15 Tips for Safe 'Surfing'

  • The World Wide Web is an integral part of daily life. From educational games and research resources to news sites and social media sites, the Internet has a host of information your child may want to access. As a parent, what can you do to strike the balance between helping your child stay connected while keeping your student safe online? Check out these tips for parents on using media wisely.


    Create ‘house rules’ for Internet use.
    Create simple, easy-to-read house rules about using the Internet and post them on or near the monitor. You and your kids can work together to outline your family’s rules of acceptable Internet usage. Consider varying levels of access for your children on an age-appropriate basis. A family Internet contract is a way to reinforce responsible computer use. Just as with any rule, make sure to consistently enforce the family’s house rules for the Internet.


    Create passwords.
    Internet accounts should be in the parent’s name, with parents creating the primary screen name, controlling passwords, and using blocking and/or filtering devices. Children should not complete a profile for a service provider. Remind your child to never use a real name— Johnny Jones— as a display name. Instead, use a nondescript screen name—ATLFalconsFan not DaculaFalconsRock, for instance— that doesn’t identify your child as a minor or a student.

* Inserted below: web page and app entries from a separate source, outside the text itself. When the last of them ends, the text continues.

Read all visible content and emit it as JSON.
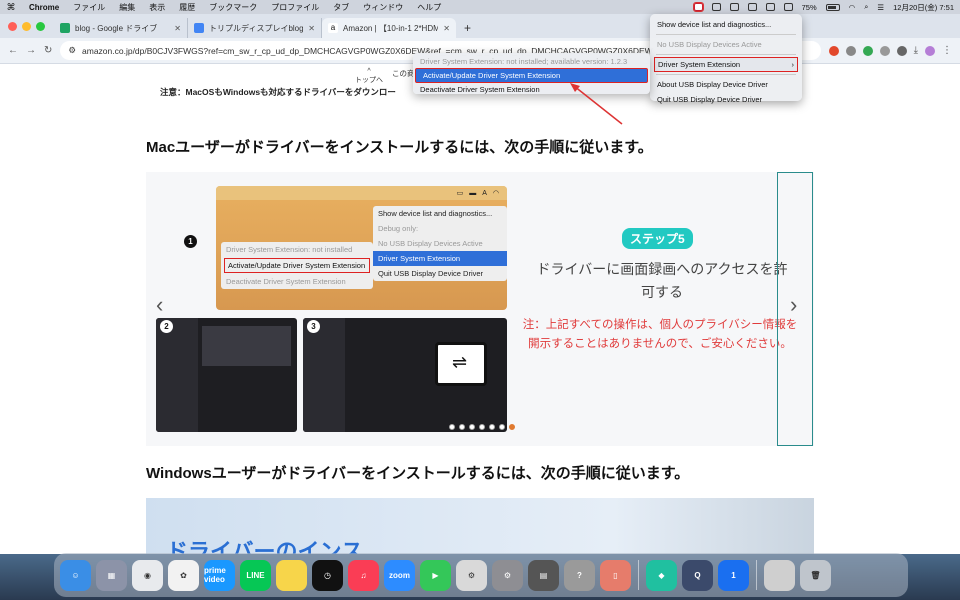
{
  "menubar": {
    "app": "Chrome",
    "items": [
      "ファイル",
      "編集",
      "表示",
      "履歴",
      "ブックマーク",
      "プロファイル",
      "タブ",
      "ウィンドウ",
      "ヘルプ"
    ],
    "battery": "75%",
    "datetime": "12月20日(金)  7:51"
  },
  "tabs": [
    {
      "title": "blog - Google ドライブ",
      "color": "#1fa463"
    },
    {
      "title": "トリプルディスプレイblog 最佳",
      "color": "#4285f4"
    },
    {
      "title": "Amazon | 【10-in-1 2*HDMI A",
      "color": "#222222"
    }
  ],
  "omnibox": {
    "url": "amazon.co.jp/dp/B0CJV3FWGS?ref=cm_sw_r_cp_ud_dp_DMCHCAGVGP0WGZ0X6DEW&ref_=cm_sw_r_cp_ud_dp_DMCHCAGVGP0WGZ0X6DEW"
  },
  "page": {
    "top_link": "トップへ",
    "cut_text": "この商",
    "note": "注意：MacOSもWindowsも対応するドライバーをダウンロー",
    "heading_mac": "Macユーザーがドライバーをインストールするには、次の手順に従います。",
    "heading_win": "Windowsユーザーがドライバーをインストールするには、次の手順に従います。",
    "bottom_big": "ドライバーのインス"
  },
  "slide": {
    "mock_menu": [
      "Show device list and diagnostics...",
      "Debug only:",
      "No USB Display Devices Active",
      "Driver System Extension",
      "Quit USB Display Device Driver"
    ],
    "mock_sub": [
      "Driver System Extension: not installed",
      "Activate/Update Driver System Extension",
      "Deactivate Driver System Extension"
    ],
    "numbers": [
      "1",
      "2",
      "3"
    ],
    "step_pill": "ステップ5",
    "step_title": "ドライバーに画面録画へのアクセスを許可する",
    "step_note": "注：上記すべての操作は、個人のプライバシー情報を開示することはありませんので、ご安心ください。",
    "prev": "‹",
    "next": "›",
    "active_dot": 6
  },
  "sysmenu": {
    "items": [
      "Show device list and diagnostics...",
      "No USB Display Devices Active",
      "Driver System Extension",
      "About USB Display Device Driver",
      "Quit USB Display Device Driver"
    ]
  },
  "submenu": {
    "items": [
      "Driver System Extension: not installed; available version: 1.2.3",
      "Activate/Update Driver System Extension",
      "Deactivate Driver System Extension"
    ]
  },
  "dock": {
    "apps": [
      {
        "name": "finder",
        "label": "☺",
        "color": "#3a8ee6"
      },
      {
        "name": "launchpad",
        "label": "▦",
        "color": "#8c93a8"
      },
      {
        "name": "chrome",
        "label": "◉",
        "color": "#e8eaed"
      },
      {
        "name": "photos",
        "label": "✿",
        "color": "#f2f2f2"
      },
      {
        "name": "prime-video",
        "label": "prime video",
        "color": "#1a98ff"
      },
      {
        "name": "line",
        "label": "LINE",
        "color": "#06c755"
      },
      {
        "name": "notes",
        "label": "",
        "color": "#f7d54a"
      },
      {
        "name": "clock",
        "label": "◷",
        "color": "#111111"
      },
      {
        "name": "music",
        "label": "♫",
        "color": "#fa3d55"
      },
      {
        "name": "zoom",
        "label": "zoom",
        "color": "#2d8cff"
      },
      {
        "name": "facetime",
        "label": "▶",
        "color": "#34c759"
      },
      {
        "name": "mouse-app",
        "label": "⚙",
        "color": "#d9d9d9"
      },
      {
        "name": "system-settings",
        "label": "⚙",
        "color": "#8e8e93"
      },
      {
        "name": "calculator",
        "label": "▤",
        "color": "#555555"
      },
      {
        "name": "help",
        "label": "?",
        "color": "#9a9a9a"
      },
      {
        "name": "iphone-mirroring",
        "label": "▯",
        "color": "#e67c6b"
      },
      {
        "name": "filmora",
        "label": "◆",
        "color": "#20c0a0"
      },
      {
        "name": "quicktime",
        "label": "Q",
        "color": "#3b4a6b"
      },
      {
        "name": "1password",
        "label": "1",
        "color": "#1a6ff0"
      },
      {
        "name": "downloads-stack",
        "label": "",
        "color": "#cfcfcf"
      },
      {
        "name": "trash",
        "label": "🗑",
        "color": "#bfc5cc"
      }
    ]
  }
}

    Go online yourself.
    Check out the web sites your child routinely visits. If any cause you concern, use security features to block access. Be familiar with YouTube, social networking sites like Facebook and MySpace, and popular blogs. If your child is older and has a social networking account, consider creating an account for yourself and having your child add you as a “Friend.” Have your child show you what his or her profile looks like. Even if you don’t set up your own account, know your child’s passwords and make sure it’s understood that you have 24/7 access. If your student changes a password without letting you know, Internet use is restricted.


    Consider using security software for your home computer.
    Many cable and Internet service providers (ISPs) offer customers a security suite at no additional charge that includes parental controls, pop-up blocker software, anti-spyware, anti-spam software, and firewalls. Typically this feature offers five, age-based levels of blocking. Levels include:

    • complete web blocking;
    • access to selected, age-appropriate web sites, suggested for children 8 and under;
    • a medium-filter selection, recommended for ages 9 to 12, that blocks web mail and chat functions;
    • a low-filter option for teens; and
    • an adult “no filter” option.


    Check if your ISP can make available a daily web history report detailing when your child has been online. Also, you can check your browser’s history (Ctrl-H on a PC) to see what web sites have been visited.


    Keep the computer in the family room.
    Keep the Web-enabled computer in the family room or in another open area. Be aware of any other computers your children might be using and know whether parental controls are in place. (Do your children access the Internet at a friend’s? What are their “house rules”?)


    Don’t be afraid to ask.
    Know where your student goes online. Know with whom your child is exchanging e-mails and IMs and chatting. Get to know your child’s online friends.


    Be aware of cyberbullying.
    Electronic or cyberbullying occurs on social networking sites, in chat rooms, and through instant messages and e-mail. Students often engage in cyberbullying because they can do so anonymously. Talk to your child about cyberbullying from both the bully’s and the victim’s perspective. Bullying—whether in person or online— is punishable under the school system’s Code of Conduct.


    Talk about chat rooms.
    Limit chat room access to child-friendly sites. Talk with your children about never meeting a new online “friend” face-to-face. Be sure to spell out the specifics of acceptable chat room behavior in your family contract. Discourage IMing or chatting with strangers.


    Learn the lingo.
    LOL (laughing out loud), POS (parent over shoulder)… Internet communication has a language, sometimes a shorthand, all its own. Know what your kids are saying online. Try the chat translator at http://www.teenchatdecoder.com.


    Talk about spam.
    Explain to your children what spam is and caution your kids to never respond to commercial e-mail, or to open e-mail attachments from unknown senders. Protect your e-mail accounts from spam by not responding to spam. Following a link and asking to opt out from future e-mails confirms to spammers that your e-mail address is active. Internet viruses are often spread via e-mail attachments.


    Use situations in the headlines to spark conversations.
    Cyberbullying and Internet safety frequently are in the news. Use these opportunities to talk about your family rules, good decisions, and safety.


    Remember, “online” doesn’t mean just on the computer.
    Many devices— including cell phones, smartphones, and some online video games— allow Internet access without a computer. Know how your child is accessing the Internet and discuss safety issues related to these devices as well.


    Watch out for dangerous e-mails.
    Talk to your children about not responding to offensive or dangerous e-mails, chat, or other communications. Report any such communication to your local law enforcement agency or to the National Center for Missing & Exploited Children.


    Talk about file downloading.
    If your children are music fans and enjoy accessing music or videos online, be sure they are getting their media from legitimate sources and not sharing copyrighted materials illegally.


    Learn more about Internet safety and media literacy… online.
    You can find a wealth of reports, lists, and guides that speak to smart media use for parents and children at these sites: